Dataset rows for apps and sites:
-=-=-

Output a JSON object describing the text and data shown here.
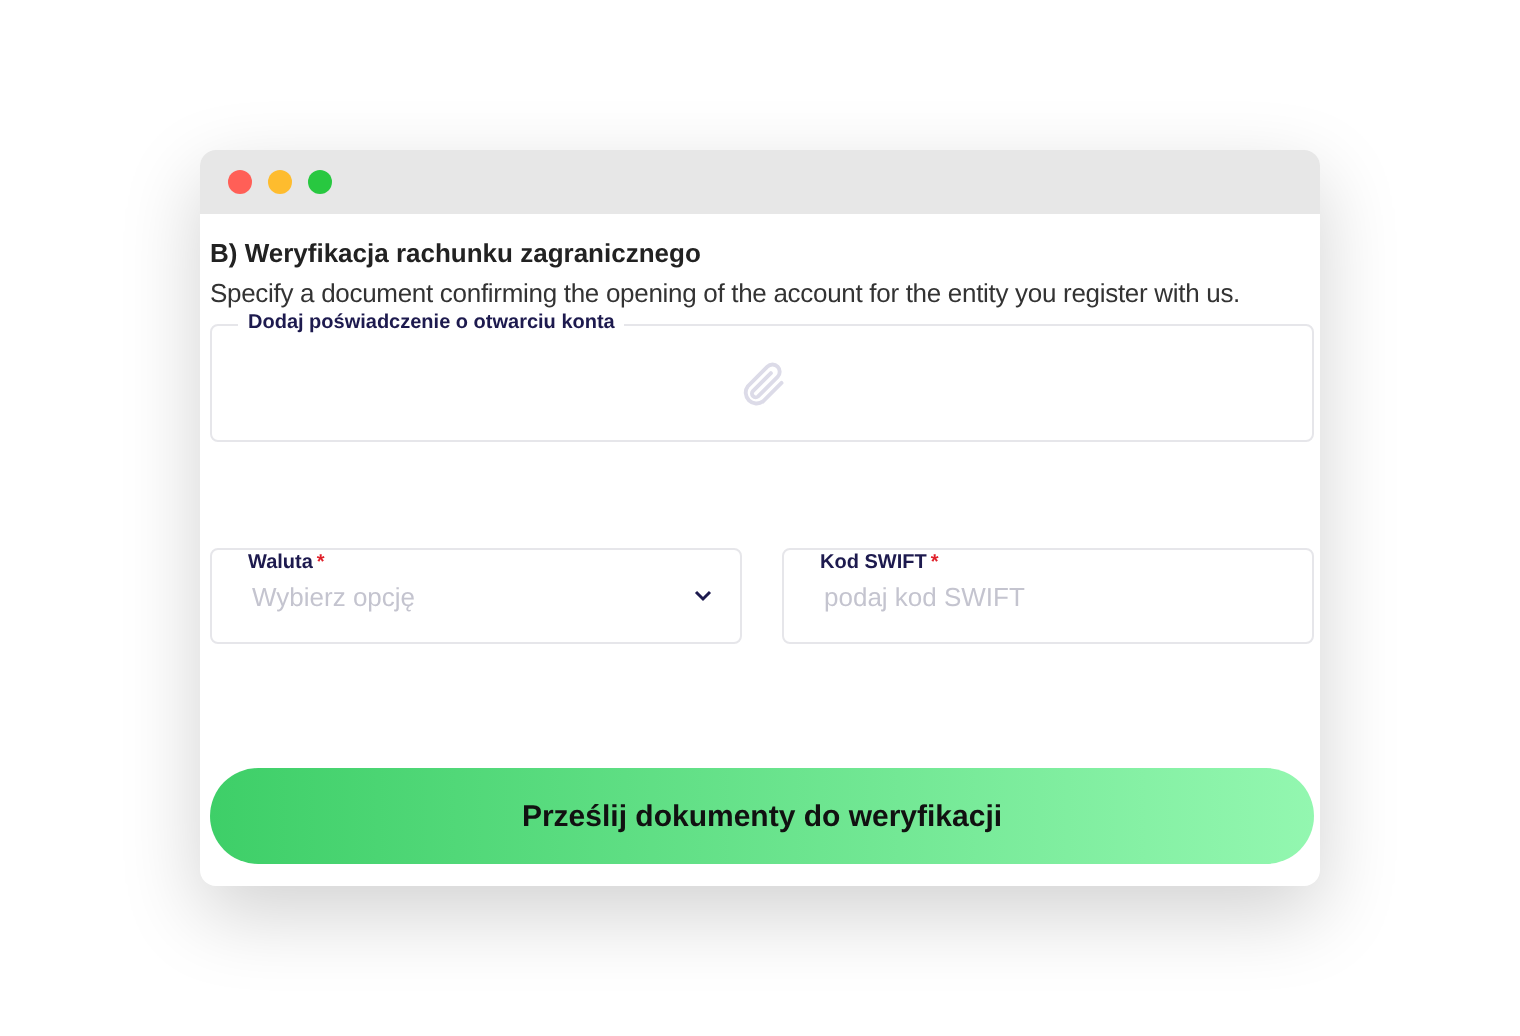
{
  "window": {
    "title_buttons": [
      {
        "color": "#ff5f57"
      },
      {
        "color": "#febc2e"
      },
      {
        "color": "#28c840"
      }
    ]
  },
  "heading": "B) Weryfikacja rachunku zagranicznego",
  "description": "Specify a document confirming the opening of the account for the entity you register with us.",
  "upload": {
    "label": "Dodaj poświadczenie o otwarciu konta"
  },
  "fields": [
    {
      "kind": "select",
      "label": "Waluta",
      "required_mark": "*",
      "placeholder": "Wybierz opcję"
    },
    {
      "kind": "text",
      "label": "Kod SWIFT",
      "required_mark": "*",
      "placeholder": "podaj kod SWIFT"
    }
  ],
  "submit": "Prześlij dokumenty do weryfikacji"
}
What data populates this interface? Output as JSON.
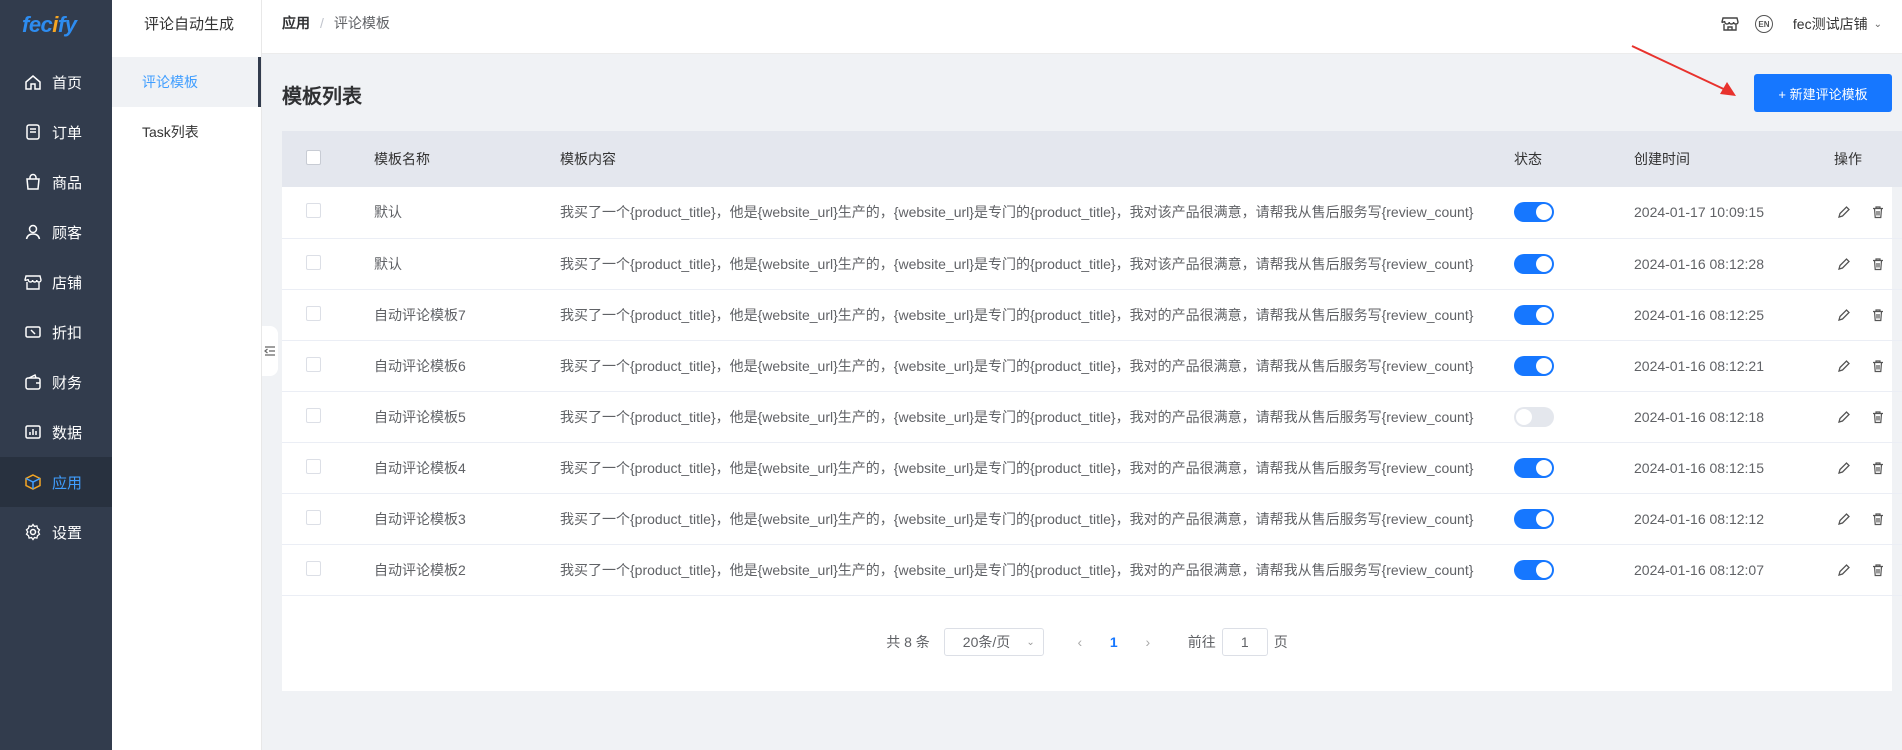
{
  "brand": {
    "logo_main": "fec",
    "logo_o": "i",
    "logo_tail": "fy"
  },
  "nav": {
    "items": [
      {
        "label": "首页",
        "icon": "home-icon"
      },
      {
        "label": "订单",
        "icon": "order-icon"
      },
      {
        "label": "商品",
        "icon": "bag-icon"
      },
      {
        "label": "顾客",
        "icon": "user-icon"
      },
      {
        "label": "店铺",
        "icon": "store-icon"
      },
      {
        "label": "折扣",
        "icon": "discount-icon"
      },
      {
        "label": "财务",
        "icon": "wallet-icon"
      },
      {
        "label": "数据",
        "icon": "chart-icon"
      },
      {
        "label": "应用",
        "icon": "box-icon"
      },
      {
        "label": "设置",
        "icon": "gear-icon"
      }
    ],
    "active_index": 8
  },
  "subnav": {
    "title": "评论自动生成",
    "items": [
      {
        "label": "评论模板"
      },
      {
        "label": "Task列表"
      }
    ]
  },
  "header": {
    "breadcrumb_root": "应用",
    "breadcrumb_sep": "/",
    "breadcrumb_current": "评论模板",
    "lang_badge": "EN",
    "store_name": "fec测试店铺"
  },
  "main": {
    "title": "模板列表",
    "new_button": "+ 新建评论模板"
  },
  "table": {
    "columns": [
      "模板名称",
      "模板内容",
      "状态",
      "创建时间",
      "操作"
    ],
    "rows": [
      {
        "name": "默认",
        "content": "我买了一个{product_title}，他是{website_url}生产的，{website_url}是专门的{product_title}，我对该产品很满意，请帮我从售后服务写{review_count}",
        "enabled": true,
        "created": "2024-01-17 10:09:15"
      },
      {
        "name": "默认",
        "content": "我买了一个{product_title}，他是{website_url}生产的，{website_url}是专门的{product_title}，我对该产品很满意，请帮我从售后服务写{review_count}",
        "enabled": true,
        "created": "2024-01-16 08:12:28"
      },
      {
        "name": "自动评论模板7",
        "content": "我买了一个{product_title}，他是{website_url}生产的，{website_url}是专门的{product_title}，我对的产品很满意，请帮我从售后服务写{review_count}",
        "enabled": true,
        "created": "2024-01-16 08:12:25"
      },
      {
        "name": "自动评论模板6",
        "content": "我买了一个{product_title}，他是{website_url}生产的，{website_url}是专门的{product_title}，我对的产品很满意，请帮我从售后服务写{review_count}",
        "enabled": true,
        "created": "2024-01-16 08:12:21"
      },
      {
        "name": "自动评论模板5",
        "content": "我买了一个{product_title}，他是{website_url}生产的，{website_url}是专门的{product_title}，我对的产品很满意，请帮我从售后服务写{review_count}",
        "enabled": false,
        "created": "2024-01-16 08:12:18"
      },
      {
        "name": "自动评论模板4",
        "content": "我买了一个{product_title}，他是{website_url}生产的，{website_url}是专门的{product_title}，我对的产品很满意，请帮我从售后服务写{review_count}",
        "enabled": true,
        "created": "2024-01-16 08:12:15"
      },
      {
        "name": "自动评论模板3",
        "content": "我买了一个{product_title}，他是{website_url}生产的，{website_url}是专门的{product_title}，我对的产品很满意，请帮我从售后服务写{review_count}",
        "enabled": true,
        "created": "2024-01-16 08:12:12"
      },
      {
        "name": "自动评论模板2",
        "content": "我买了一个{product_title}，他是{website_url}生产的，{website_url}是专门的{product_title}，我对的产品很满意，请帮我从售后服务写{review_count}",
        "enabled": true,
        "created": "2024-01-16 08:12:07"
      }
    ]
  },
  "pagination": {
    "total": "共 8 条",
    "page_size": "20条/页",
    "current_page": "1",
    "goto_prefix": "前往",
    "goto_value": "1",
    "goto_suffix": "页"
  },
  "colors": {
    "primary": "#1677ff",
    "nav_bg": "#323c4d",
    "active_text": "#409eff",
    "arrow": "#e8322d"
  }
}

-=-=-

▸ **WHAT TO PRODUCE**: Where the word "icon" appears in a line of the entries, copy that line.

▸ **WRITTEN ANSWER**:
        "icon": "home-icon"
        "icon": "order-icon"
        "icon": "bag-icon"
        "icon": "user-icon"
        "icon": "store-icon"
        "icon": "discount-icon"
        "icon": "wallet-icon"
        "icon": "chart-icon"
        "icon": "box-icon"
        "icon": "gear-icon"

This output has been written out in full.